“What happened with Orange is the New Black and the meteoric rise, it had all of the amazing social issues we took on,” she says. “Netflix was like this beautiful partnership … We were like pioneers on a new frontier. We helped mold how people consume their entertainment, especially now with self isolation.”
Seven years later, Netflix and rival streaming services including Amazon Prime, Disney Plus and Hulu, have redefined the entertainment zeitgeist and are enjoying upticks in subscriber growth, thanks to a shelter-in-place audience looking for ways to divert their attention away from the and civil unrest.
When I ask her what she thinks of streaming and what comes next, given that COVID-19 is going to be around for a while, she remembers reading a 2013 interview with directors Steven Spielberg and Francis Ford Coppola. They predicted the rise of streaming and said that “going to the cinema or going to the theater is going to be an event where you pay 100 bucks and bring your family. It’s like going to a Broadway show where you go and you see people dressed up, you get the leads of the movie to dress up as the characters and it’s an interactive thing,” she says.
Prepon isn’t sure that’s where this is going. “I believe cinema is going to come back,” she says. “But it is a scary thing to think about because already the statistic for people going to movies is lower because it’s expensive to go to the movies with a family.”
Whatever turn the industry takes, Prepon says her plan includes expanding her work as a director. She directed three episodes of Orange is the New Black and also directed and edited a YouTube series she created called Neighbros. “I’ll never stop acting. I love acting. But directing is a huge part of my career,” she tells me. “People talk about how there are not enough female directors. But also there aren’t enough opportunities. People think that because they see … a few more female directors working that we’re getting a good opportunity to, but it’s still very unbalanced.”

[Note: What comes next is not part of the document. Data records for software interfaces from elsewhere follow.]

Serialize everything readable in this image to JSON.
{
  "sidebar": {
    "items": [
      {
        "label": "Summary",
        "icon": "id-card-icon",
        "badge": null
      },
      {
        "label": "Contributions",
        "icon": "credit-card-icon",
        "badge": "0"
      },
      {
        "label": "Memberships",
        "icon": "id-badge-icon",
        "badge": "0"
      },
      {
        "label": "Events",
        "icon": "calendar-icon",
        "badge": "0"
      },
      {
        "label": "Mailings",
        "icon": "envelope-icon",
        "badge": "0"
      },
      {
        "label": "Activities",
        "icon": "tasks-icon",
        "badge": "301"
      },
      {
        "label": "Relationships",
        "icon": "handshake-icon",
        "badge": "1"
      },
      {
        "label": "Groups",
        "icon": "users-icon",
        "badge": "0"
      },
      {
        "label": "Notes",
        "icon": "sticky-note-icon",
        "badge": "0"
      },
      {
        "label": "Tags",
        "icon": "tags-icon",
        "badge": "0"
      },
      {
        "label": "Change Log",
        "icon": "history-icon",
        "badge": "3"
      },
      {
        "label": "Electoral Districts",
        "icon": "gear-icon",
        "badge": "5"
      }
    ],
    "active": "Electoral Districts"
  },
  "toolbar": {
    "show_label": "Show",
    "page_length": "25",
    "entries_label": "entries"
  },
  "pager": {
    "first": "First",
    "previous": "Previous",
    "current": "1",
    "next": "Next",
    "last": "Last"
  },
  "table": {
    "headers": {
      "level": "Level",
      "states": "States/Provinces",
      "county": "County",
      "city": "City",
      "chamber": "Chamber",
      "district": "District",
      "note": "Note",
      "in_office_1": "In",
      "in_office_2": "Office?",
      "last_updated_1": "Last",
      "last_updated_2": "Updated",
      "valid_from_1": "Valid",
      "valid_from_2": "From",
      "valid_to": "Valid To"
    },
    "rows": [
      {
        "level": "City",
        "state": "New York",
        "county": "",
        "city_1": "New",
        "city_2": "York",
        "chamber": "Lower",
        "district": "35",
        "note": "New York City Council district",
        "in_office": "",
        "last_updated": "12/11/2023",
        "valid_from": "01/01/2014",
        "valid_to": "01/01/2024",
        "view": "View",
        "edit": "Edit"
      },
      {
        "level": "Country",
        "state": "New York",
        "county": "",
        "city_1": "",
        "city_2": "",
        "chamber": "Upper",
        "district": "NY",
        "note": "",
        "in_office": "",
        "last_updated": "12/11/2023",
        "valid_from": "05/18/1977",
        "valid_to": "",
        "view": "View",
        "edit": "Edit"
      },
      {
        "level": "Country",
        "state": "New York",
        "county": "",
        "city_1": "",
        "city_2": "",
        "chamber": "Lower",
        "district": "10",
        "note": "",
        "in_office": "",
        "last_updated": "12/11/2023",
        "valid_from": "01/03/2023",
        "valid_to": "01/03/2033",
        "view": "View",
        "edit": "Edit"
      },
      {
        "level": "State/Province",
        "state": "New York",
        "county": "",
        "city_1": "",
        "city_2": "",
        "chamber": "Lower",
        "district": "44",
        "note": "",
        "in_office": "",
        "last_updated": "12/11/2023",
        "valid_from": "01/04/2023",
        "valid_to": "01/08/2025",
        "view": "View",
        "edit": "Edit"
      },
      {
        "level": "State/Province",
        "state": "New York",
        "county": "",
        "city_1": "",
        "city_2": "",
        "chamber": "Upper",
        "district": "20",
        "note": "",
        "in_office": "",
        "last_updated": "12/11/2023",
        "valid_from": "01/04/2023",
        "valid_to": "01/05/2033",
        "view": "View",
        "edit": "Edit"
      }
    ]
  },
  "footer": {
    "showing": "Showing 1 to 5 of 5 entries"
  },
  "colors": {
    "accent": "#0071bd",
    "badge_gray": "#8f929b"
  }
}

When she’s not acting or directing, she’s been promoting her new book, You and I, As Mothers, a life-hacking guide for mothers and women trying to make sense of life, work and society. One of her tips: get a “Mom Squad,” a group of women with diverse backgrounds to be your support team.
In our wide-ranging conversation, Prepon talked about everything from what she does binge-watch when she can take a break from her kids (Planet Earth and “basically anything with David Attenborough“) and how she’s working on making all the frozen foods in her refrigerator taste “like you’re not eating from the freezer,” she says with a laugh.
Listen to my entire conversation with Prepon. And we hope you’ll subscribe to I’m So Obsessed on your favorite podcast app and join us as we catch up with other artists, actors and creators to learn about their work, their career and their current obsession.